◆ Task requirements ◆
Every line below should be set down exactly as it appears.

◆ Exercise material ◆
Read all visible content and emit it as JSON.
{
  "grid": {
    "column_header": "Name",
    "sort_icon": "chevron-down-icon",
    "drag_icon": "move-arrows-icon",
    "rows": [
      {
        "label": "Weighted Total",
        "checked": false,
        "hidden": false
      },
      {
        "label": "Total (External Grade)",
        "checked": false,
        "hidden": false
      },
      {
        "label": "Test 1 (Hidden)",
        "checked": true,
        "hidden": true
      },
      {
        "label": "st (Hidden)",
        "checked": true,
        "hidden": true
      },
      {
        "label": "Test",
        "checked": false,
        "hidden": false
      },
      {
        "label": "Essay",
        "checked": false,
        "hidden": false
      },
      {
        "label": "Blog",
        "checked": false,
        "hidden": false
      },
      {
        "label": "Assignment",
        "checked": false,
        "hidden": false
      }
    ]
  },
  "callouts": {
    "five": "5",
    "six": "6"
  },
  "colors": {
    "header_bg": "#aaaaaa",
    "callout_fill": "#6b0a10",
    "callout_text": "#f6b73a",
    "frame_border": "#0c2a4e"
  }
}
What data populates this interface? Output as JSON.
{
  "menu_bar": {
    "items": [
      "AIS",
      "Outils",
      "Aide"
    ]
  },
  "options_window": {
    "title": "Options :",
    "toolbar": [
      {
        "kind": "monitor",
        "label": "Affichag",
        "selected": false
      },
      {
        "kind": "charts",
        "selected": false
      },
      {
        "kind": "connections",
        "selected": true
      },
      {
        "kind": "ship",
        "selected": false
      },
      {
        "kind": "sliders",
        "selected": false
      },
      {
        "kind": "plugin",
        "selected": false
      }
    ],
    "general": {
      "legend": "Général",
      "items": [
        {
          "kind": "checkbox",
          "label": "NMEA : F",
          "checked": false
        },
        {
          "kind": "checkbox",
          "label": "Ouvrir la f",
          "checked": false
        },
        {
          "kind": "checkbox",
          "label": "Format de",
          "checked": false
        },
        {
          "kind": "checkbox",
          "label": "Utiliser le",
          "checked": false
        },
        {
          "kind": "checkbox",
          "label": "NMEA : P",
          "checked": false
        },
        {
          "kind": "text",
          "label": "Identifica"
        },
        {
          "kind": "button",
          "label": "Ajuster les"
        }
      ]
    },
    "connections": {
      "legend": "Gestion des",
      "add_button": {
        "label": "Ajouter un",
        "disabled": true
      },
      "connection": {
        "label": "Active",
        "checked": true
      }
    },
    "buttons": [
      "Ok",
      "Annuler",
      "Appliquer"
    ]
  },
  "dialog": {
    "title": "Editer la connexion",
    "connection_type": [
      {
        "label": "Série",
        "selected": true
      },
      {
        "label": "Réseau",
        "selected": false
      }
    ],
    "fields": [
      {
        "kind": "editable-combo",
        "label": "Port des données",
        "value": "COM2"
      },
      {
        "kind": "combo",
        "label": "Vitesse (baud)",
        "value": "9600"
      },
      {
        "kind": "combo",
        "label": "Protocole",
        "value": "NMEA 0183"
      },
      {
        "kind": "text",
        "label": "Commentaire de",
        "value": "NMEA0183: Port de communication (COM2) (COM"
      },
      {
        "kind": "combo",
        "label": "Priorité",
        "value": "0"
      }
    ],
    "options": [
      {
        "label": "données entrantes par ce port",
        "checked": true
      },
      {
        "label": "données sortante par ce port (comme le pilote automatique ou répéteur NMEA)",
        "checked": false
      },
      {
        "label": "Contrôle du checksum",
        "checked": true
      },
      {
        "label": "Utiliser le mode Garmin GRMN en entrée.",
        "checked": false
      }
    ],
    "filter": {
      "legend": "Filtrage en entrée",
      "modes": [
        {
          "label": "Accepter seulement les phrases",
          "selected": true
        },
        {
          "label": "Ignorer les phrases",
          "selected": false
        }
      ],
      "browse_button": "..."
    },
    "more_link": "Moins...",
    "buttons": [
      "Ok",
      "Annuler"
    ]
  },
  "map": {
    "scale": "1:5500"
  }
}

◆ Answer for this exercise ◆
Read all visible content and emit it as JSON.
{
  "grid": {
    "column_header": "Name",
    "sort_icon": "chevron-down-icon",
    "drag_icon": "move-arrows-icon",
    "rows": [
      {
        "label": "Weighted Total",
        "checked": false,
        "hidden": false
      },
      {
        "label": "Total (External Grade)",
        "checked": false,
        "hidden": false
      },
      {
        "label": "Test 1 (Hidden)",
        "checked": true,
        "hidden": true
      },
      {
        "label": "st (Hidden)",
        "checked": true,
        "hidden": true
      },
      {
        "label": "Test",
        "checked": false,
        "hidden": false
      },
      {
        "label": "Essay",
        "checked": false,
        "hidden": false
      },
      {
        "label": "Blog",
        "checked": false,
        "hidden": false
      },
      {
        "label": "Assignment",
        "checked": false,
        "hidden": false
      }
    ]
  },
  "callouts": {
    "five": "5",
    "six": "6"
  },
  "colors": {
    "header_bg": "#aaaaaa",
    "callout_fill": "#6b0a10",
    "callout_text": "#f6b73a",
    "frame_border": "#0c2a4e"
  }
}
What data populates this interface? Output as JSON.
{
  "menu_bar": {
    "items": [
      "AIS",
      "Outils",
      "Aide"
    ]
  },
  "options_window": {
    "title": "Options :",
    "toolbar": [
      {
        "kind": "monitor",
        "label": "Affichag",
        "selected": false
      },
      {
        "kind": "charts",
        "selected": false
      },
      {
        "kind": "connections",
        "selected": true
      },
      {
        "kind": "ship",
        "selected": false
      },
      {
        "kind": "sliders",
        "selected": false
      },
      {
        "kind": "plugin",
        "selected": false
      }
    ],
    "general": {
      "legend": "Général",
      "items": [
        {
          "kind": "checkbox",
          "label": "NMEA : F",
          "checked": false
        },
        {
          "kind": "checkbox",
          "label": "Ouvrir la f",
          "checked": false
        },
        {
          "kind": "checkbox",
          "label": "Format de",
          "checked": false
        },
        {
          "kind": "checkbox",
          "label": "Utiliser le",
          "checked": false
        },
        {
          "kind": "checkbox",
          "label": "NMEA : P",
          "checked": false
        },
        {
          "kind": "text",
          "label": "Identifica"
        },
        {
          "kind": "button",
          "label": "Ajuster les"
        }
      ]
    },
    "connections": {
      "legend": "Gestion des",
      "add_button": {
        "label": "Ajouter un",
        "disabled": true
      },
      "connection": {
        "label": "Active",
        "checked": true
      }
    },
    "buttons": [
      "Ok",
      "Annuler",
      "Appliquer"
    ]
  },
  "dialog": {
    "title": "Editer la connexion",
    "connection_type": [
      {
        "label": "Série",
        "selected": true
      },
      {
        "label": "Réseau",
        "selected": false
      }
    ],
    "fields": [
      {
        "kind": "editable-combo",
        "label": "Port des données",
        "value": "COM2"
      },
      {
        "kind": "combo",
        "label": "Vitesse (baud)",
        "value": "9600"
      },
      {
        "kind": "combo",
        "label": "Protocole",
        "value": "NMEA 0183"
      },
      {
        "kind": "text",
        "label": "Commentaire de",
        "value": "NMEA0183: Port de communication (COM2) (COM"
      },
      {
        "kind": "combo",
        "label": "Priorité",
        "value": "0"
      }
    ],
    "options": [
      {
        "label": "données entrantes par ce port",
        "checked": true
      },
      {
        "label": "données sortante par ce port (comme le pilote automatique ou répéteur NMEA)",
        "checked": false
      },
      {
        "label": "Contrôle du checksum",
        "checked": true
      },
      {
        "label": "Utiliser le mode Garmin GRMN en entrée.",
        "checked": false
      }
    ],
    "filter": {
      "legend": "Filtrage en entrée",
      "modes": [
        {
          "label": "Accepter seulement les phrases",
          "selected": true
        },
        {
          "label": "Ignorer les phrases",
          "selected": false
        }
      ],
      "browse_button": "..."
    },
    "more_link": "Moins...",
    "buttons": [
      "Ok",
      "Annuler"
    ]
  },
  "map": {
    "scale": "1:5500"
  }
}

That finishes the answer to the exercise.